The Fleet Line Tube map colour was planned as battleship grey to honour the Royal Navy. But with the name change to Jubilee, a lighter grey was used (Corporate Grey – Pantone 430 for DIY aficionados) instead to approximate silver. It is interesting to note that the Royal Navy actually used several variations of grey on its battleships, depending on the theatre in which they were deployed, from the Mediterranean Fleet light grey to darker grey for more northern fleets.
Following the opening of stage I of the Jubilee line in 1979, the successive stages (now known as phases) along the original route were to be:
- Phase 2: Extending the line along Fleet Street with stations at Aldwych, Ludgate Circus, Cannon Street, and Fenchurch Street as originally planned. Aldwych (Strand) station was to be rebuilt with a new ticket hall underneath Strand and Arundel Street, a new flight of escalators to the Piccadilly stub line platforms and a further flight down to the Jubilee platforms. The original surface station would be closed as too small.
- Phase 3: Continuing the line under the river to Surrey Docks (the current Surrey Quays Overground station) then taking over both of the ELL’s branches to New Cross and New Cross Gate stations, with an extension to Lewisham. The ELL would terminate at the disused bay at Surrey Docks station.
- Phase 4: Taking over suburban services on the Addiscombe and Hayes suburban branches.
The following works for stages II and later were constructed:
- A ventilation shaft and emergency access for the Charing Cross overrun tunnels near Southampton Street and Maiden Lane.
- The passage safeguarded for the Fleet line at Holborn Viaduct (now City Thameslink station).
- A short station box for Fleet platforms under Cannon Street station forecourt to allow access to the future Fleet line.
A path to opening
Ultimately, it was the 1976 River line route from the Docklands Strategic Plan that was to be again proposed in 1979 – and which would eventually emerge as the Jubilee. This thus seems a sensible time to pause in the story of the Fleet. In part 2 of this series we will look at how, and why, the line finally emerged in the form that it did.
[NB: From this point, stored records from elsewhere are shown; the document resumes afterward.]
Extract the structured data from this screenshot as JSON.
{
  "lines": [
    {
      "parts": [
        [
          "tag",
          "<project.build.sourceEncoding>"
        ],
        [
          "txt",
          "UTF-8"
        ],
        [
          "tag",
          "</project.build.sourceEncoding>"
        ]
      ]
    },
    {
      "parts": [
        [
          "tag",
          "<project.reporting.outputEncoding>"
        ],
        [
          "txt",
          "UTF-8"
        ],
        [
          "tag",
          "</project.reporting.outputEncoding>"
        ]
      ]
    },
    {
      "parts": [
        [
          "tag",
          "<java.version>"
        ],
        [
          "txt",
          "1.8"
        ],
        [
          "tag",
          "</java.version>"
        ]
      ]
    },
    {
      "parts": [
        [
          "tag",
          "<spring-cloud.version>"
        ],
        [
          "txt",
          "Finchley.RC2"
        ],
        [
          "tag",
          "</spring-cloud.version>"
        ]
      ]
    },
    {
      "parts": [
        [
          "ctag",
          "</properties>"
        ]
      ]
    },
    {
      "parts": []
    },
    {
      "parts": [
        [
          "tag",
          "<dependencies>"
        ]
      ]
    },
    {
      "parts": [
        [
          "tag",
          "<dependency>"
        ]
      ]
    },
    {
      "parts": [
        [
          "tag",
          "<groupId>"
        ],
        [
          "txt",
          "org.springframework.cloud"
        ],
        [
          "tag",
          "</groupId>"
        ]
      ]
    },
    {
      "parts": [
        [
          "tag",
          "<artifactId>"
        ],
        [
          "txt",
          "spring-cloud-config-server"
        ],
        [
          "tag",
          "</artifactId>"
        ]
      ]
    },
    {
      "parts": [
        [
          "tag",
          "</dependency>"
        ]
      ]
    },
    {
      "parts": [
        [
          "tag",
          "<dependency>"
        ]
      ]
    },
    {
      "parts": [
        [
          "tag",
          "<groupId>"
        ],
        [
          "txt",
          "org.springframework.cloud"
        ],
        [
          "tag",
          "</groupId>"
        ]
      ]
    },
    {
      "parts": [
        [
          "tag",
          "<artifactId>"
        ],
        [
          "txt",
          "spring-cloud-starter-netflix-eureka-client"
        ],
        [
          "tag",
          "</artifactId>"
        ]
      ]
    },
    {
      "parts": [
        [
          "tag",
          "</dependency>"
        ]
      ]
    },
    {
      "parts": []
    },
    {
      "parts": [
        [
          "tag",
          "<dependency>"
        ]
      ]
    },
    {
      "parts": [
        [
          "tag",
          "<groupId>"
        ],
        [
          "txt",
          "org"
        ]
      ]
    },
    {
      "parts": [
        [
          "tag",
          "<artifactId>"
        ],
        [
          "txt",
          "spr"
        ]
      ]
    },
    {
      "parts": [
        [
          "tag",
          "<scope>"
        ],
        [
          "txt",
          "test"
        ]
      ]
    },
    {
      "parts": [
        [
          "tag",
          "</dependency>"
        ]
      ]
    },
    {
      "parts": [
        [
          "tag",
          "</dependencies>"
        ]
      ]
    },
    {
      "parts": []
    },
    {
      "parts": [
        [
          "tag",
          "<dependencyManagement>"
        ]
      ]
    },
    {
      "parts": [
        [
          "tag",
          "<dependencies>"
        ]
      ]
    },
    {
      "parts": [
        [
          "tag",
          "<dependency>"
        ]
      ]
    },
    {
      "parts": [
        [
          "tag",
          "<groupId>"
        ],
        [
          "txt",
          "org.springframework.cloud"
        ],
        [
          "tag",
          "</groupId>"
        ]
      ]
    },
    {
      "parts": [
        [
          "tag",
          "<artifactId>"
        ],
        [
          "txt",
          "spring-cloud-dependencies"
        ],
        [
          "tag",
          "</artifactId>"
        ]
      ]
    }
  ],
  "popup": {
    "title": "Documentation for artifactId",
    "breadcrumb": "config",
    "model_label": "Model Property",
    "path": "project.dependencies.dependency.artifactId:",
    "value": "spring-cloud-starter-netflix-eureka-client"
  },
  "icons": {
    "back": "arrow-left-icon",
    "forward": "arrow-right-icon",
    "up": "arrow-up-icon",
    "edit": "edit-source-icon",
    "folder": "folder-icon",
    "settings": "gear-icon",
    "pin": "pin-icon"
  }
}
Our thanks to Graham H, and to all those who provided images and maps